▶ [Work to complete]
Repeat the records below exactly, leaving out every picture.
Start of Extracted material
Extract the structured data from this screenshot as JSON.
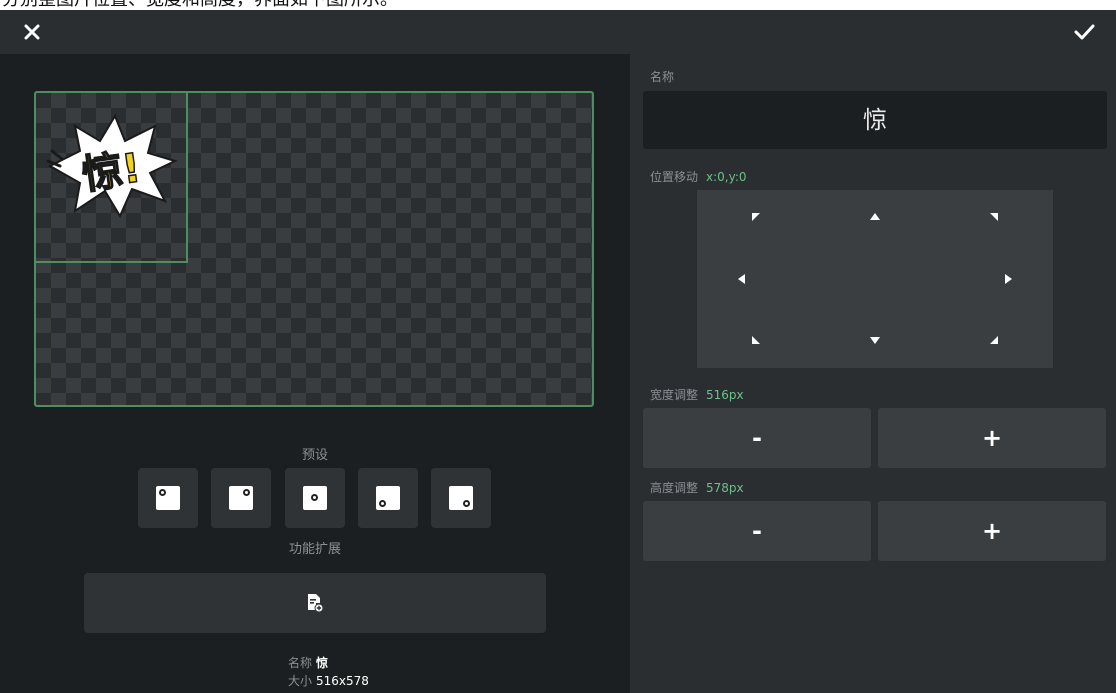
{
  "caption": {
    "text": "分别整图片位置、宽度和高度，界面如下图所示。"
  },
  "topbar": {
    "close_icon": "close-icon",
    "confirm_icon": "check-icon"
  },
  "canvas": {
    "sticker_text": "惊!"
  },
  "presets": {
    "label": "预设",
    "items": [
      "top-left",
      "top-right",
      "center",
      "bottom-left",
      "bottom-right"
    ]
  },
  "extension": {
    "label": "功能扩展",
    "icon": "file-add-icon"
  },
  "info": {
    "name_label": "名称",
    "name_value": "惊",
    "size_label": "大小",
    "size_value": "516x578"
  },
  "name_section": {
    "label": "名称",
    "value": "惊"
  },
  "move_section": {
    "label": "位置移动",
    "value": "x:0,y:0"
  },
  "width_section": {
    "label": "宽度调整",
    "value": "516px",
    "minus": "-",
    "plus": "+"
  },
  "height_section": {
    "label": "高度调整",
    "value": "578px",
    "minus": "-",
    "plus": "+"
  },
  "colors": {
    "accent": "#6cc08a",
    "canvas_border": "#4e8f62",
    "background": "#1c1f21",
    "panel": "#2a2e31"
  }
}
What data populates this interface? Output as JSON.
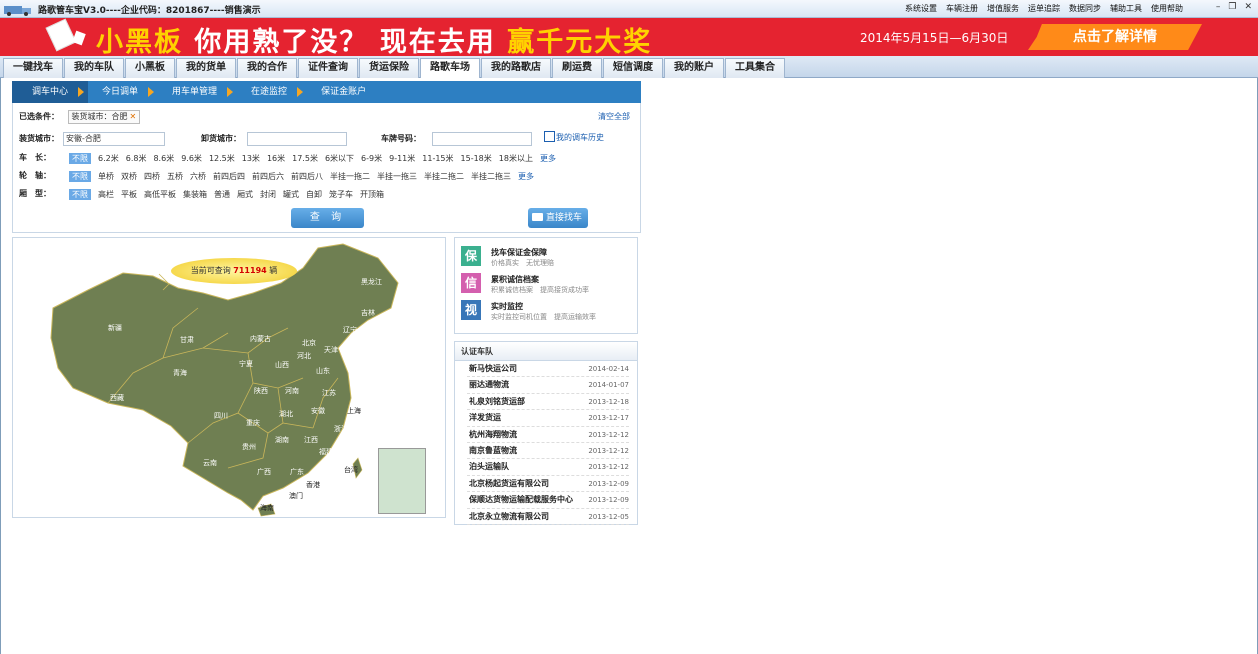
{
  "app": {
    "title": "路歌管车宝V3.0----企业代码：8201867----销售演示",
    "top_menu": [
      "系统设置",
      "车辆注册",
      "增值服务",
      "运单追踪",
      "数据同步",
      "辅助工具",
      "使用帮助"
    ]
  },
  "banner": {
    "slogan_part1": "小黑板",
    "slogan_part2": "你用熟了没？",
    "slogan_part3": "现在去用",
    "slogan_part4": "赢千元大奖",
    "date_range": "2014年5月15日—6月30日",
    "cta": "点击了解详情"
  },
  "nav": {
    "tabs": [
      "一键找车",
      "我的车队",
      "小黑板",
      "我的货单",
      "我的合作",
      "证件查询",
      "货运保险",
      "路歌车场",
      "我的路歌店",
      "刷运费",
      "短信调度",
      "我的账户",
      "工具集合"
    ],
    "active": "路歌车场"
  },
  "subnav": [
    "调车中心",
    "今日调单",
    "用车单管理",
    "在途监控",
    "保证金账户"
  ],
  "filter": {
    "selected_label": "已选条件：",
    "selected_tag": "装货城市：合肥",
    "clear_all": "清空全部",
    "load_city_label": "装货城市：",
    "load_city_value": "安徽-合肥",
    "unload_city_label": "卸货城市：",
    "plate_label": "车牌号码：",
    "history_link": "我的调车历史",
    "length_label": "车　长：",
    "length_options": [
      "不限",
      "6.2米",
      "6.8米",
      "8.6米",
      "9.6米",
      "12.5米",
      "13米",
      "16米",
      "17.5米",
      "6米以下",
      "6-9米",
      "9-11米",
      "11-15米",
      "15-18米",
      "18米以上"
    ],
    "axle_label": "轮　轴：",
    "axle_options": [
      "不限",
      "单桥",
      "双桥",
      "四桥",
      "五桥",
      "六桥",
      "前四后四",
      "前四后六",
      "前四后八",
      "半挂一拖二",
      "半挂一拖三",
      "半挂二拖二",
      "半挂二拖三"
    ],
    "body_label": "厢　型：",
    "body_options": [
      "不限",
      "高栏",
      "平板",
      "高低平板",
      "集装箱",
      "普通",
      "厢式",
      "封闭",
      "罐式",
      "自卸",
      "笼子车",
      "开顶箱"
    ],
    "more": "更多",
    "query_button": "查 询",
    "direct_button": "直接找车"
  },
  "map": {
    "bubble_prefix": "当前可查询",
    "bubble_count": "711194",
    "bubble_suffix": "辆",
    "provinces": [
      "黑龙江",
      "吉林",
      "辽宁",
      "新疆",
      "甘肃",
      "内蒙古",
      "北京",
      "天津",
      "河北",
      "宁夏",
      "山西",
      "山东",
      "青海",
      "陕西",
      "河南",
      "西藏",
      "江苏",
      "四川",
      "湖北",
      "安徽",
      "上海",
      "重庆",
      "浙江",
      "湖南",
      "江西",
      "贵州",
      "福建",
      "云南",
      "广西",
      "广东",
      "台湾",
      "香港",
      "澳门",
      "海南"
    ]
  },
  "features": [
    {
      "icon": "保",
      "title": "找车保证金保障",
      "sub": "价格真实　无忧理赔",
      "color": "#3bb08f"
    },
    {
      "icon": "信",
      "title": "累积诚信档案",
      "sub": "积累诚信档案　提高接货成功率",
      "color": "#d45fae"
    },
    {
      "icon": "视",
      "title": "实时监控",
      "sub": "实时监控司机位置　提高运输效率",
      "color": "#3876b8"
    }
  ],
  "certified": {
    "header": "认证车队",
    "items": [
      {
        "name": "新马快运公司",
        "date": "2014-02-14"
      },
      {
        "name": "丽达通物流",
        "date": "2014-01-07"
      },
      {
        "name": "礼泉刘铭货运部",
        "date": "2013-12-18"
      },
      {
        "name": "洋发货运",
        "date": "2013-12-17"
      },
      {
        "name": "杭州海翔物流",
        "date": "2013-12-12"
      },
      {
        "name": "南京鲁蓝物流",
        "date": "2013-12-12"
      },
      {
        "name": "泊头运输队",
        "date": "2013-12-12"
      },
      {
        "name": "北京杨起货运有限公司",
        "date": "2013-12-09"
      },
      {
        "name": "保顺达货物运输配载服务中心",
        "date": "2013-12-09"
      },
      {
        "name": "北京永立物流有限公司",
        "date": "2013-12-05"
      }
    ]
  }
}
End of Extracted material
▶ [Task response]
Extract the structured data from this screenshot as JSON.
{
  "caption": {
    "text": "分别整图片位置、宽度和高度，界面如下图所示。"
  },
  "topbar": {
    "close_icon": "close-icon",
    "confirm_icon": "check-icon"
  },
  "canvas": {
    "sticker_text": "惊!"
  },
  "presets": {
    "label": "预设",
    "items": [
      "top-left",
      "top-right",
      "center",
      "bottom-left",
      "bottom-right"
    ]
  },
  "extension": {
    "label": "功能扩展",
    "icon": "file-add-icon"
  },
  "info": {
    "name_label": "名称",
    "name_value": "惊",
    "size_label": "大小",
    "size_value": "516x578"
  },
  "name_section": {
    "label": "名称",
    "value": "惊"
  },
  "move_section": {
    "label": "位置移动",
    "value": "x:0,y:0"
  },
  "width_section": {
    "label": "宽度调整",
    "value": "516px",
    "minus": "-",
    "plus": "+"
  },
  "height_section": {
    "label": "高度调整",
    "value": "578px",
    "minus": "-",
    "plus": "+"
  },
  "colors": {
    "accent": "#6cc08a",
    "canvas_border": "#4e8f62",
    "background": "#1c1f21",
    "panel": "#2a2e31"
  }
}
What data populates this interface? Output as JSON.
{
  "app": {
    "title": "路歌管车宝V3.0----企业代码：8201867----销售演示",
    "top_menu": [
      "系统设置",
      "车辆注册",
      "增值服务",
      "运单追踪",
      "数据同步",
      "辅助工具",
      "使用帮助"
    ]
  },
  "banner": {
    "slogan_part1": "小黑板",
    "slogan_part2": "你用熟了没？",
    "slogan_part3": "现在去用",
    "slogan_part4": "赢千元大奖",
    "date_range": "2014年5月15日—6月30日",
    "cta": "点击了解详情"
  },
  "nav": {
    "tabs": [
      "一键找车",
      "我的车队",
      "小黑板",
      "我的货单",
      "我的合作",
      "证件查询",
      "货运保险",
      "路歌车场",
      "我的路歌店",
      "刷运费",
      "短信调度",
      "我的账户",
      "工具集合"
    ],
    "active": "路歌车场"
  },
  "subnav": [
    "调车中心",
    "今日调单",
    "用车单管理",
    "在途监控",
    "保证金账户"
  ],
  "filter": {
    "selected_label": "已选条件：",
    "selected_tag": "装货城市：合肥",
    "clear_all": "清空全部",
    "load_city_label": "装货城市：",
    "load_city_value": "安徽-合肥",
    "unload_city_label": "卸货城市：",
    "plate_label": "车牌号码：",
    "history_link": "我的调车历史",
    "length_label": "车　长：",
    "length_options": [
      "不限",
      "6.2米",
      "6.8米",
      "8.6米",
      "9.6米",
      "12.5米",
      "13米",
      "16米",
      "17.5米",
      "6米以下",
      "6-9米",
      "9-11米",
      "11-15米",
      "15-18米",
      "18米以上"
    ],
    "axle_label": "轮　轴：",
    "axle_options": [
      "不限",
      "单桥",
      "双桥",
      "四桥",
      "五桥",
      "六桥",
      "前四后四",
      "前四后六",
      "前四后八",
      "半挂一拖二",
      "半挂一拖三",
      "半挂二拖二",
      "半挂二拖三"
    ],
    "body_label": "厢　型：",
    "body_options": [
      "不限",
      "高栏",
      "平板",
      "高低平板",
      "集装箱",
      "普通",
      "厢式",
      "封闭",
      "罐式",
      "自卸",
      "笼子车",
      "开顶箱"
    ],
    "more": "更多",
    "query_button": "查 询",
    "direct_button": "直接找车"
  },
  "map": {
    "bubble_prefix": "当前可查询",
    "bubble_count": "711194",
    "bubble_suffix": "辆",
    "provinces": [
      "黑龙江",
      "吉林",
      "辽宁",
      "新疆",
      "甘肃",
      "内蒙古",
      "北京",
      "天津",
      "河北",
      "宁夏",
      "山西",
      "山东",
      "青海",
      "陕西",
      "河南",
      "西藏",
      "江苏",
      "四川",
      "湖北",
      "安徽",
      "上海",
      "重庆",
      "浙江",
      "湖南",
      "江西",
      "贵州",
      "福建",
      "云南",
      "广西",
      "广东",
      "台湾",
      "香港",
      "澳门",
      "海南"
    ]
  },
  "features": [
    {
      "icon": "保",
      "title": "找车保证金保障",
      "sub": "价格真实　无忧理赔",
      "color": "#3bb08f"
    },
    {
      "icon": "信",
      "title": "累积诚信档案",
      "sub": "积累诚信档案　提高接货成功率",
      "color": "#d45fae"
    },
    {
      "icon": "视",
      "title": "实时监控",
      "sub": "实时监控司机位置　提高运输效率",
      "color": "#3876b8"
    }
  ],
  "certified": {
    "header": "认证车队",
    "items": [
      {
        "name": "新马快运公司",
        "date": "2014-02-14"
      },
      {
        "name": "丽达通物流",
        "date": "2014-01-07"
      },
      {
        "name": "礼泉刘铭货运部",
        "date": "2013-12-18"
      },
      {
        "name": "洋发货运",
        "date": "2013-12-17"
      },
      {
        "name": "杭州海翔物流",
        "date": "2013-12-12"
      },
      {
        "name": "南京鲁蓝物流",
        "date": "2013-12-12"
      },
      {
        "name": "泊头运输队",
        "date": "2013-12-12"
      },
      {
        "name": "北京杨起货运有限公司",
        "date": "2013-12-09"
      },
      {
        "name": "保顺达货物运输配载服务中心",
        "date": "2013-12-09"
      },
      {
        "name": "北京永立物流有限公司",
        "date": "2013-12-05"
      }
    ]
  }
}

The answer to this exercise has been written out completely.